Patterson’s star was on the rise in the 1870s, and he travelled to New York in 1876, leaving Selena and his children behind him. This was the beginning of a triumphant period of touring the States with Bailey and Cooper’s Great London Circus, to rave reviews. In the 1880s he would return to Ireland, but a worsening drinking habit and a business partnership with another drinker, John Keeley, would result in diminishing fortunes.
Rowing in behind the Parnellite movement, Patterson wrote a song called ‘Do Your Best for One Another’, now lost, which asked Irish men and women to overcome sectarian division.

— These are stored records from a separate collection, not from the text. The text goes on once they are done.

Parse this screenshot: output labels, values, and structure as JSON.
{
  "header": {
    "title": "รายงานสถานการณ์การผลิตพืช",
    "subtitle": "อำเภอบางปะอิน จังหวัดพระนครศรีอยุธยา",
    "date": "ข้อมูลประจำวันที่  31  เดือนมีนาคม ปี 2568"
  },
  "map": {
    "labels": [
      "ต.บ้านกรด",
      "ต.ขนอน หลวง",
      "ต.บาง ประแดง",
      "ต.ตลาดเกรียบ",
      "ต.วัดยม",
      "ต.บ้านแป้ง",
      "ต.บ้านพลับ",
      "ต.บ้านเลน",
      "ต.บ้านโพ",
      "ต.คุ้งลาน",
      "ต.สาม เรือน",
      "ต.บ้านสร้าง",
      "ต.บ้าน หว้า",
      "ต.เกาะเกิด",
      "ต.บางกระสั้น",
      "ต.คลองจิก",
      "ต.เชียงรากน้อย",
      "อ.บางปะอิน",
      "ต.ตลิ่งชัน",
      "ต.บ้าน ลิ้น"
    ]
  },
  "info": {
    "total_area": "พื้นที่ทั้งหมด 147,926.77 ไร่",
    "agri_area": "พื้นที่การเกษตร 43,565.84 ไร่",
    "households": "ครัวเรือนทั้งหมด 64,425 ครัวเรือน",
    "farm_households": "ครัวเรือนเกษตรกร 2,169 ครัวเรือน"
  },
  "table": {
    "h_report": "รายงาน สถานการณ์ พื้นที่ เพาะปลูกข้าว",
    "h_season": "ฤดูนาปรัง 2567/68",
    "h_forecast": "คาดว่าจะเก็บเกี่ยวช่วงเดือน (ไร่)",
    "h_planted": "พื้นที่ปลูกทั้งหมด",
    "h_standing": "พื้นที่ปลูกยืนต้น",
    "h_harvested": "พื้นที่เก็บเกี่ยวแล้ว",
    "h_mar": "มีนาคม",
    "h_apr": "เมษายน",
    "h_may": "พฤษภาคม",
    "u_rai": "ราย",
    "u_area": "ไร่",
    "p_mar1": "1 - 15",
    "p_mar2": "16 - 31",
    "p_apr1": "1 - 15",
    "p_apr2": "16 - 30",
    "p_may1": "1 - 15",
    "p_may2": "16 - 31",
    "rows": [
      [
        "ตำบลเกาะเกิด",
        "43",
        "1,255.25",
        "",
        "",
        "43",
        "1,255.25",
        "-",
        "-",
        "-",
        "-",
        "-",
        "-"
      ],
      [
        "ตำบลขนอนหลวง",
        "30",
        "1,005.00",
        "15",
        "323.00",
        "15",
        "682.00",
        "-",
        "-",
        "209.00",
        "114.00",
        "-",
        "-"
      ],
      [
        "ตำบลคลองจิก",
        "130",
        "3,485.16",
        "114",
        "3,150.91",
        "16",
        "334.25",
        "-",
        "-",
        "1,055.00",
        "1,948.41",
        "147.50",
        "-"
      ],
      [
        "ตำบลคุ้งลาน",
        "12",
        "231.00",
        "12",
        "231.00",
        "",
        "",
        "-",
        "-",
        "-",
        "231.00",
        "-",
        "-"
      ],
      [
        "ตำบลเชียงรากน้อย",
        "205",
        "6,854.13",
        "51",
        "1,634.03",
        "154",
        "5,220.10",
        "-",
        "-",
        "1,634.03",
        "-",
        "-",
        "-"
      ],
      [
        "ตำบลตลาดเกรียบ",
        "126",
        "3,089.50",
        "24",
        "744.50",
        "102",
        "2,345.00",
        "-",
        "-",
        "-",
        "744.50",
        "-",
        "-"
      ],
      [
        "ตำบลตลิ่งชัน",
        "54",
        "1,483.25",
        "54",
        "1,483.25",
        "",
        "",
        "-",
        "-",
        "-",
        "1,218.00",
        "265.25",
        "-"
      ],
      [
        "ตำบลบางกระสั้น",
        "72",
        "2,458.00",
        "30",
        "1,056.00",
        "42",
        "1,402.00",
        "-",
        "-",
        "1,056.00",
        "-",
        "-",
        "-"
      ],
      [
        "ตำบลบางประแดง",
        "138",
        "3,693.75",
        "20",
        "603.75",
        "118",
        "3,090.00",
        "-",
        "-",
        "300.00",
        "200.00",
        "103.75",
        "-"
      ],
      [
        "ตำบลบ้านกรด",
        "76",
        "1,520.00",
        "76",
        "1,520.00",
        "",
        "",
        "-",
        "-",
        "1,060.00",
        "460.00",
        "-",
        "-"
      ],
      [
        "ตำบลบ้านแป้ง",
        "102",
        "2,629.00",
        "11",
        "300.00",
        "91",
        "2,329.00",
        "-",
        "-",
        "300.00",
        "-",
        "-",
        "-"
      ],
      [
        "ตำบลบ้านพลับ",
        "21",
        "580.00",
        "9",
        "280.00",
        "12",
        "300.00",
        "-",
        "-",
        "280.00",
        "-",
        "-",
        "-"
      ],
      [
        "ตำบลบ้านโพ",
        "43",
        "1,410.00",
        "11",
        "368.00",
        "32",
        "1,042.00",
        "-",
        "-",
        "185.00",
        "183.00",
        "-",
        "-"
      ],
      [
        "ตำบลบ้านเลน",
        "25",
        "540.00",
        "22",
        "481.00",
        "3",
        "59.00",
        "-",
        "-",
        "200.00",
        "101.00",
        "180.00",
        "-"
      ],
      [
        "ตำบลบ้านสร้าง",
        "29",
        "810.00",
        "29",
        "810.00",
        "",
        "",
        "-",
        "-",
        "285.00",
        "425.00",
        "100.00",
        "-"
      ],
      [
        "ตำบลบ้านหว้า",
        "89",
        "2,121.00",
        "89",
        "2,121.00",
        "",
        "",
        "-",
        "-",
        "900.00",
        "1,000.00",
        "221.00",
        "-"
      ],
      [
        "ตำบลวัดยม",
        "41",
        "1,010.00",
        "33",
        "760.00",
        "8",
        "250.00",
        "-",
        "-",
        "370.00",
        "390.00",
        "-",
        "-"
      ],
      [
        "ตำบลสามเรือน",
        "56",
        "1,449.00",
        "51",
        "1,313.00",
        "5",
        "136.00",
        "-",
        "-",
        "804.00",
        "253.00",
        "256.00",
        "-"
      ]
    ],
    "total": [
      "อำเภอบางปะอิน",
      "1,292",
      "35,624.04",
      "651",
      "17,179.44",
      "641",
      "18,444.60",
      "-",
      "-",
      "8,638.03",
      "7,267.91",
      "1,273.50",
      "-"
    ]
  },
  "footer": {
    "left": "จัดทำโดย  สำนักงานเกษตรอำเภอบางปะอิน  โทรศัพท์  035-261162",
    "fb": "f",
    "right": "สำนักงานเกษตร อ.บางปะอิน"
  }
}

However, this admirable ideal would prove unpalatable to Irish audiences in 1889. In a performance in Tralee, the audience rioted, and he was hit in the head with an iron bar. He was taken to the fever hospital where he died, some days later, of pneumonia.
This was a sad ending for a man of whom The New York Dispatch had said, “The songs written by Patterson are full of real Irish humour, and unlike many other so called delineators of Irish character, he tries to elevate his fellow countrymen in the eyes of the public, rather than degrade them”. However, despite his tragic death, Patterson had made his mark on the world, and is remembered now as man who transcended stereotypes, while bringing joy to many.
This Extraordinary Emigrants article was written by Jessica Traynor, deputy museum director at EPIC The Irish Emigration Museum (epicchq.com) in Dublin’s Docklands, an interactive museum that tells the story of how the Irish shaped and influenced the world.